Kovačić cameo

A late-in-the-window loan arrival from Real Madrid as part of the deal which took goalkeeper Thibaut Courtois to the Santiago Bernabéu, Croatian midfielder Mateo Kovačić was deemed unready to start for Chelsea's visit of the Gunners, instead contenting himself with a 30-minute second-half cameo.

But half an hour was all it took for the former Inter Milan star to show why he has been one of Europe's most coveted midfielders in the last few transfer windows, despite having been unable to crack the starting XI in Madrid on a regular basis – for which there is no shame, given his competition consisted of Luka Modrić, Toni Kroos and Casemiro.

Kovačić found a blue shirt with all 43 of his attempted passes, adding verve, vigour and dependable quality on both sides of the ball, successful with his one attempted take-on and three tackles.

The only downside to Kovačić's emergence: gifted English midfielder Ruben Loftus-Cheek will seemingly be further marginalised. Left out of the squad altogether today, the 23-year-old would be best served seeking continental transfer before month's end.

High line and no press a recipe for disaster for Arsenal

Emery's insistence that Arsenal play out from the back at all times has been the major bone of contention for most analysts when discussing the Gunners' defensive performances so far this season.

But more troubling than their commitment to working the ball through midfield, rather than going long and high to a group of forwards unlikely to win many aerial duels, is their destructive approach of maintaining an ultra-high defensive line while failing to apply pressure on the ball in high areas.

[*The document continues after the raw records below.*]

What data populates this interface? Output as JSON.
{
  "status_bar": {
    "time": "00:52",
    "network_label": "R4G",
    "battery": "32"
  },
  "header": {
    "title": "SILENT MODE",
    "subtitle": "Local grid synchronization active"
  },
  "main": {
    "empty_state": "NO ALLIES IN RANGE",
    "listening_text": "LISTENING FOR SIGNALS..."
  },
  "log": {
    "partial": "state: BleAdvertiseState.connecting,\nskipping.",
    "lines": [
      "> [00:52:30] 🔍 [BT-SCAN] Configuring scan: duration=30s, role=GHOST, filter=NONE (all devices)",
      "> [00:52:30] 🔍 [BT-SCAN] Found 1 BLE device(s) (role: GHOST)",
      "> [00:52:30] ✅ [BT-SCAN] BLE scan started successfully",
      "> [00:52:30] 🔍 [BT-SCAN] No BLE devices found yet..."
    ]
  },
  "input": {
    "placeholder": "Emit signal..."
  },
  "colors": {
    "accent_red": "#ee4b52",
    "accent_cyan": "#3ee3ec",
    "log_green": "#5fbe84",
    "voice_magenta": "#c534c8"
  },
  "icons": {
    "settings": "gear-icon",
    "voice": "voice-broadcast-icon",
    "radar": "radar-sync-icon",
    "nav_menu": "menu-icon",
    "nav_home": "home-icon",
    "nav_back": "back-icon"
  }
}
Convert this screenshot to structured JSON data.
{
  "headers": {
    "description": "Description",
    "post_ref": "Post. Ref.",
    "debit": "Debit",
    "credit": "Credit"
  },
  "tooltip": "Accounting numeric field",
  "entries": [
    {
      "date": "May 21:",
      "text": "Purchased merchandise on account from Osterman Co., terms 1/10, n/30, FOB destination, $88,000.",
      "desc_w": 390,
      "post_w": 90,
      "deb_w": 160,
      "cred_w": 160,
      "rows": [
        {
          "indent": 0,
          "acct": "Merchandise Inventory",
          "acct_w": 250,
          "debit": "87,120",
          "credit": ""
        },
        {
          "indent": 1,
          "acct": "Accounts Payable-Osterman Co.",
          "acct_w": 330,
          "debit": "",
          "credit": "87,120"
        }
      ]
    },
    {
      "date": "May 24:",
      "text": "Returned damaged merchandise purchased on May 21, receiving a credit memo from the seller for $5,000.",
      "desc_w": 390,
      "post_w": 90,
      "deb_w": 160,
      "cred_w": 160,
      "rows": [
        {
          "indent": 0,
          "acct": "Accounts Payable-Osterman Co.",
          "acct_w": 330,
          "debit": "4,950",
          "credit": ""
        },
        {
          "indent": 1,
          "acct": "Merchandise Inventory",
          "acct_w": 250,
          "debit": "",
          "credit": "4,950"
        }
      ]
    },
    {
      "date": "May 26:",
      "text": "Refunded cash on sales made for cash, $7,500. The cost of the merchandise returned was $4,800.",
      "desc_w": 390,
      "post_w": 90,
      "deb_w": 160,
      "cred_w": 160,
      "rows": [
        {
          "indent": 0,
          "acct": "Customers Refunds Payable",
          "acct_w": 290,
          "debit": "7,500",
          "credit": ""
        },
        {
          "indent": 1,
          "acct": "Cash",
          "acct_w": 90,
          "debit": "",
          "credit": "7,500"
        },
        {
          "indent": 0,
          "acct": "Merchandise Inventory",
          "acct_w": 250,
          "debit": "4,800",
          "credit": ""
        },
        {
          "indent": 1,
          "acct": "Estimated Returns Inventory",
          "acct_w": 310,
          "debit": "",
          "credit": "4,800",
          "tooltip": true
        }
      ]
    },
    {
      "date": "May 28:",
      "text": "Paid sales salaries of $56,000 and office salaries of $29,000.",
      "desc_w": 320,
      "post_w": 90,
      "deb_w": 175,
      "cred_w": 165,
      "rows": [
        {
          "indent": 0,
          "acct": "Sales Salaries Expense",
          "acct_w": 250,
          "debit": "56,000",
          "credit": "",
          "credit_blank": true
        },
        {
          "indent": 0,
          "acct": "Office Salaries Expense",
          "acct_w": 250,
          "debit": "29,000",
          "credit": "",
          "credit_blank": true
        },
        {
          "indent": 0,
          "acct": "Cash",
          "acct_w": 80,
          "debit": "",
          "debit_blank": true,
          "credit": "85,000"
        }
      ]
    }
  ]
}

With Héctor Bellerín the only member of Arsenal's back four capable of holding his own on a race against most attackers, defending so high while allowing the opposition time and space to measure dissecting passes in behind is a recipe for catastrophe.

Arsenal's forwards must do a better job of pressing the opposition high up the pitch – à la Manchester City or, whisper it, Tottenham Hotspur – if they are to make their high backline effective.

Hazard picks up World Cup from

Entering the fray in the 61st minute, replacing Willian – whose biggest contribution to the entertainment was his unwillingness to track back – Hazard brought the flair he lit up the World Cup with this summer back to Stamford Bridge.

For a while, it seemed as though the Belgian was destined to depart West London, with Real Madrid said to be keen suitors. But retaining Hazard will prove to be the best piece of transfer business Chelsea did – or, rather, didn't do – this year.

Immediately, Hazard grabbed control of the game and had the Arsenal defence back-tracking.

Despite only participating in a third of the game, he completed more attacking-third passes (20) than any player on the pitch, equalled the top performers in successful dribbles (two) and created three chances, including a typically bewitching piece of wing-play to set up Alonso for the winner.



Premier League